Allison Hohman: Have you participated in theater festivals before? What was that experience like? What has your experience with Rogue Theater Festival been? Nicholas Bompart: I have always self-produced my pieces for theater festivals and they have consistently been chaotic in ways theater people will understand. The rehearsal processes and performances have trumped any hardship as anyone will tell you. The experience has been an army of emails back and forth between the festival organizer and the playwright. My experience with Rogue was very pleasant, perhaps owing to their youthful leadership. Rogue was highly organized and detailed which made the entire job very enjoyable and much less like work.
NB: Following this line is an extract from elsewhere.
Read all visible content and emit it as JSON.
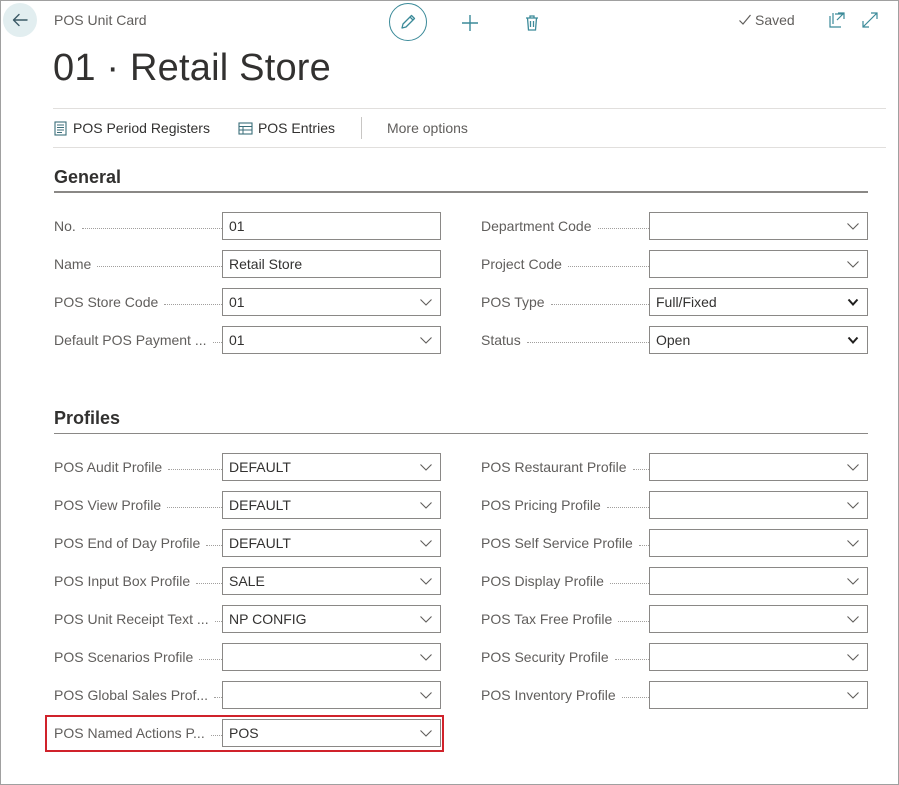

Allison Hohman: How has the rehearsal and performance process differed now in Covid times vs. regular times? Nicholas Bompart: During regular rehearsals everything was routine, as opposed to Covid times when there was to be social distancing and mask-wearing. It was much easier to book a room during Covid since the studios needed the business. The studios pre-Coivd had been terribly busy. It was also easier to schedule people since actors were eager to be in a project and combat covid fatigue. I never had to worry about any surprises as I did in the pre-Covid world. The performance aspect was quite surreal. Watching the actors perform to an empty audience versus a full house brought up many feelings. The notion that the actors were not playing to a live audience almost made the work that much more significant and personnel-that we were bringing theater right into their homes.
Allison Hohman: If you weren’t a playwright, what would you be doing? Nicholas Bompart: I would have loved to have been a concert pianist. I love playing music and musicians have my highest respect. I regularly listen to Bach, Mozart, Chopin-many of the masters and their piano performances. There’s a true sense of peace which happens when I play piano.
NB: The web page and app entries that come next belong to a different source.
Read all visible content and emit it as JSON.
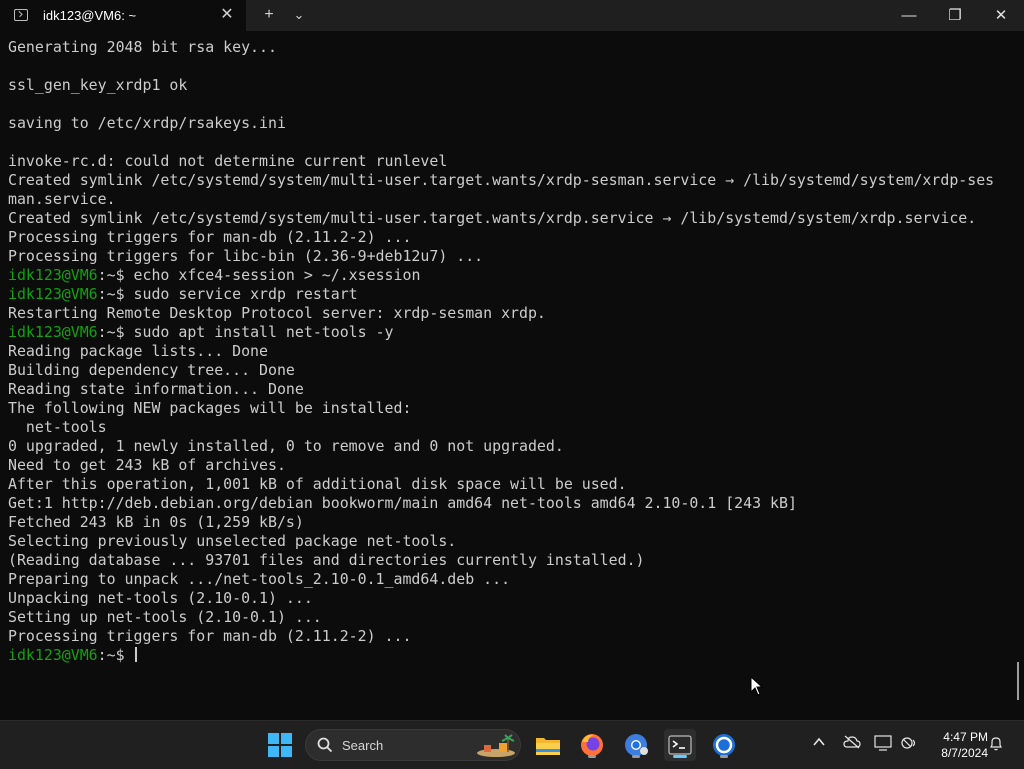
{
  "window": {
    "tab_title": "idk123@VM6: ~",
    "close_tab_glyph": "✕",
    "new_tab_glyph": "+",
    "dropdown_glyph": "⌄",
    "minimize_glyph": "—",
    "restore_glyph": "❐",
    "close_glyph": "✕"
  },
  "terminal": {
    "colors": {
      "background": "#0c0c0c",
      "text": "#cccccc",
      "prompt_user": "#13a10e"
    },
    "lines": [
      {
        "text": "Generating 2048 bit rsa key..."
      },
      {
        "text": ""
      },
      {
        "text": "ssl_gen_key_xrdp1 ok"
      },
      {
        "text": ""
      },
      {
        "text": "saving to /etc/xrdp/rsakeys.ini"
      },
      {
        "text": ""
      },
      {
        "text": "invoke-rc.d: could not determine current runlevel"
      },
      {
        "text": "Created symlink /etc/systemd/system/multi-user.target.wants/xrdp-sesman.service → /lib/systemd/system/xrdp-ses"
      },
      {
        "text": "man.service."
      },
      {
        "text": "Created symlink /etc/systemd/system/multi-user.target.wants/xrdp.service → /lib/systemd/system/xrdp.service."
      },
      {
        "text": "Processing triggers for man-db (2.11.2-2) ..."
      },
      {
        "text": "Processing triggers for libc-bin (2.36-9+deb12u7) ..."
      },
      {
        "prompt": "idk123@VM6",
        "path": ":~$",
        "text": " echo xfce4-session > ~/.xsession"
      },
      {
        "prompt": "idk123@VM6",
        "path": ":~$",
        "text": " sudo service xrdp restart"
      },
      {
        "text": "Restarting Remote Desktop Protocol server: xrdp-sesman xrdp."
      },
      {
        "prompt": "idk123@VM6",
        "path": ":~$",
        "text": " sudo apt install net-tools -y"
      },
      {
        "text": "Reading package lists... Done"
      },
      {
        "text": "Building dependency tree... Done"
      },
      {
        "text": "Reading state information... Done"
      },
      {
        "text": "The following NEW packages will be installed:"
      },
      {
        "text": "  net-tools"
      },
      {
        "text": "0 upgraded, 1 newly installed, 0 to remove and 0 not upgraded."
      },
      {
        "text": "Need to get 243 kB of archives."
      },
      {
        "text": "After this operation, 1,001 kB of additional disk space will be used."
      },
      {
        "text": "Get:1 http://deb.debian.org/debian bookworm/main amd64 net-tools amd64 2.10-0.1 [243 kB]"
      },
      {
        "text": "Fetched 243 kB in 0s (1,259 kB/s)"
      },
      {
        "text": "Selecting previously unselected package net-tools."
      },
      {
        "text": "(Reading database ... 93701 files and directories currently installed.)"
      },
      {
        "text": "Preparing to unpack .../net-tools_2.10-0.1_amd64.deb ..."
      },
      {
        "text": "Unpacking net-tools (2.10-0.1) ..."
      },
      {
        "text": "Setting up net-tools (2.10-0.1) ..."
      },
      {
        "text": "Processing triggers for man-db (2.11.2-2) ..."
      },
      {
        "prompt": "idk123@VM6",
        "path": ":~$",
        "text": " ",
        "cursor": true
      }
    ]
  },
  "taskbar": {
    "search_label": "Search",
    "pinned": [
      {
        "name": "start-button",
        "icon": "windows-logo-icon"
      },
      {
        "name": "file-explorer",
        "icon": "folder-icon"
      },
      {
        "name": "firefox",
        "icon": "firefox-icon"
      },
      {
        "name": "chrome",
        "icon": "chrome-icon"
      },
      {
        "name": "terminal",
        "icon": "terminal-icon",
        "active": true
      },
      {
        "name": "browser",
        "icon": "browser-ring-icon"
      }
    ],
    "tray_icons": [
      "chevron-up-icon",
      "cloud-offline-icon",
      "display-icon",
      "network-volume-icon",
      "bell-icon"
    ],
    "time": "4:47 PM",
    "date": "8/7/2024",
    "accent": "#60cdff"
  }
}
Allison Hohman: Any advice for aspiring playwrights? Nicholas Bompart: Keep writing and keep submitting to everything. You will be rejected so many times that it will become second nature. But the acceptances you receive will leave you humbly working to create the best possible project you can.
Allison Hohman: What’s up next for you? Nicholas Bompart: I would like to go hibernate in the woods but that is not tangible, nor is signing up to be one of the first humans to colonize Mars. I must work on regular life activities now and make the most of that. I’ll continue writing scripts until one day those pieces are performed in renowned areas.
Nicholas Bompart is an actor and writer from New York City. Nicholas has more than 20 years of experience in the Theater. Nicholas began his acting career at the age of four in the “Rising Stars” children’s theater program at Forest Hills Community House in Queens, New York. He started writing plays and film scripts in his early twenties. Nicholas's plays have been performed in various theater festivals: The LIC One Act Play Festival, The Strawberry Festival; his short films have won awards at international and national independent film festivals. Nicholas is honored that his play "Idolatry" is included in the Rogue Theater Festival.
Catch Idolatry on December 12th at 7:00pm